"He is a good guy off the court but he probably just ... I mean ... plays pretty physical and flops a little bit," Thompson told "The Wheelhouse" on 95.7 The Game radio in San Francisco.
"He flairs his arm around so, you know, you might catch a random elbow or something that doesn't, you know, rub off too well on guys. He's kind of like a bull in a china shop, kind of out of control sometimes. And then you do just see him flop sometimes, like how can a guy that big and strong flop that much.
"I can see how that gets under people's skin and be frustrating to play against."
Griffin sat out the Clippers' regular-season finale Wednesday against Portland after being suspended by the NBA for picking up his 16th technical foul Tuesday.
This kind of talk is nothing new for Griffin. His aggressive, physical style and highlight-reel dunks often elicit negative reactions from opponents.
At coach Doc Rivers' suggestion, he has tried a new, more adult approach to dealing with the scorn and negativity.
"Just go out and play basketball," Griffin said. "It doesn't matter what anybody does or anybody says.
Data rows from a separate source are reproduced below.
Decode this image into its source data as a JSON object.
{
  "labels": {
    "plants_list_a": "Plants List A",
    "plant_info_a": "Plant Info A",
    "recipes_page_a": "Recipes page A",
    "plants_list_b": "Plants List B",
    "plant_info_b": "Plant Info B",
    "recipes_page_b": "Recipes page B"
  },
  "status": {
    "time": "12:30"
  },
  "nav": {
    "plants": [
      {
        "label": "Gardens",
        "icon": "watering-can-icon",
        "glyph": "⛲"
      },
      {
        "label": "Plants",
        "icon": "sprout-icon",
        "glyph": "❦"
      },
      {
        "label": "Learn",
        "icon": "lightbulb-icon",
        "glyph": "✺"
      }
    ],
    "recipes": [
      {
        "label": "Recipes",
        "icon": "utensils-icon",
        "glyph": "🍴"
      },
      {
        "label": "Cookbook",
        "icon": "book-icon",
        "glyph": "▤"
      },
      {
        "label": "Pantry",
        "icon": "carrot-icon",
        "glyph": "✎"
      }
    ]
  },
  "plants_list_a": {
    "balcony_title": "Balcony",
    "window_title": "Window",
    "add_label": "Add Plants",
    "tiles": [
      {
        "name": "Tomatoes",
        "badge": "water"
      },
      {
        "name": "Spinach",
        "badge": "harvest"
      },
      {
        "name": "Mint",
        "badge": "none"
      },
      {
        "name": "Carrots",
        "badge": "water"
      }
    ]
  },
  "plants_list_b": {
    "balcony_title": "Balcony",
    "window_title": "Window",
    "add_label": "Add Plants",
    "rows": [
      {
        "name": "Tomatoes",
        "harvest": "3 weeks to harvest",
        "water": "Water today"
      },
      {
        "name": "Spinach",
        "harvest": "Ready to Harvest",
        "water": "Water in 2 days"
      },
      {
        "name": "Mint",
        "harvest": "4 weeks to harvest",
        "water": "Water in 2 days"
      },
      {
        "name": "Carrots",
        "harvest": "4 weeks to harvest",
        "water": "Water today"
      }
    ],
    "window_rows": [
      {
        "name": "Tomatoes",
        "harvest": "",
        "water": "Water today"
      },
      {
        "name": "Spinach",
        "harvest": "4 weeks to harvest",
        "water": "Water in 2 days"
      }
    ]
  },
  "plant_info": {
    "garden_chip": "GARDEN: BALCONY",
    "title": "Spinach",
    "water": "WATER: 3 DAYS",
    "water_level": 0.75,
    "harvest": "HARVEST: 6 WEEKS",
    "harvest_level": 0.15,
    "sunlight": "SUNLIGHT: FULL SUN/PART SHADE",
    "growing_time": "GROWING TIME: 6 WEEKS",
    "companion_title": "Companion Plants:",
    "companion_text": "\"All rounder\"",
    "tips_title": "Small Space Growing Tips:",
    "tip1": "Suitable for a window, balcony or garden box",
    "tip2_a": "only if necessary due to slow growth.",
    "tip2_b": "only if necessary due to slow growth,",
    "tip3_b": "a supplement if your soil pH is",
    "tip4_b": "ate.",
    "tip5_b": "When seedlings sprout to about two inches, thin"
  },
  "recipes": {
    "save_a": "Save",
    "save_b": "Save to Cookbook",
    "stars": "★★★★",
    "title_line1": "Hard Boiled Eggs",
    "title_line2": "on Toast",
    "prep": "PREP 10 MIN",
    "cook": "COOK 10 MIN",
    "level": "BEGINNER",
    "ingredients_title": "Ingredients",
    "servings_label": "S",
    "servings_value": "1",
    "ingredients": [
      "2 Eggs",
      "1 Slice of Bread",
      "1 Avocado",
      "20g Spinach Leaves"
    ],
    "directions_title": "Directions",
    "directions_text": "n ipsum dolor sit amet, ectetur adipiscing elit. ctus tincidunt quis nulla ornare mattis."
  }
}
Go out and play basketball."
He also has cut out almost all social media, rarely posting or checking his mentions on Twitter and almost completely ending his previous habit of studying his play in YouTube videos.
"It's helped," Griffin said of the decision to cut back on all forms of media consumption. "You get rid of negativity, you kind of play a little bit freer, you live a little bit more free. Not as much clutter. That's not really what I need. People are going to hate on people no matter what, and I think the biggest example of that is somebody like LeBron [James] or somebody like [Kevin Durant]. Those guys go out and dominate on a nightly basis, and you can still hear people say things about both of them. Maybe not as much as ... others, but it's going to happen. So there's nothing I can do to control that, so I just leave it alone."
For his part, Rivers said he doesn't think anything that's said or done to rile up Griffin will affect the series.
"I go by the numbers. No one's been very successful this year at it," Rivers said. "Blake's is going to be second or third in MVP voting so whatever teams have tried has not worked. And that's on Blake. So whatever it is, Blake is still playing basketball. And at the end of the day, when you're good, you should look at it as a compliment. 'Guys are trying anything to stop me.'
"They tried it with Shaq, they tried it with LeBron and they're trying it with Blake. And all of those two guys decided, 'Well, I'm just going to keep playing basketball. And I'm going to let everybody else clean the other stuff up.'
"So I think Blake's done a really great job there."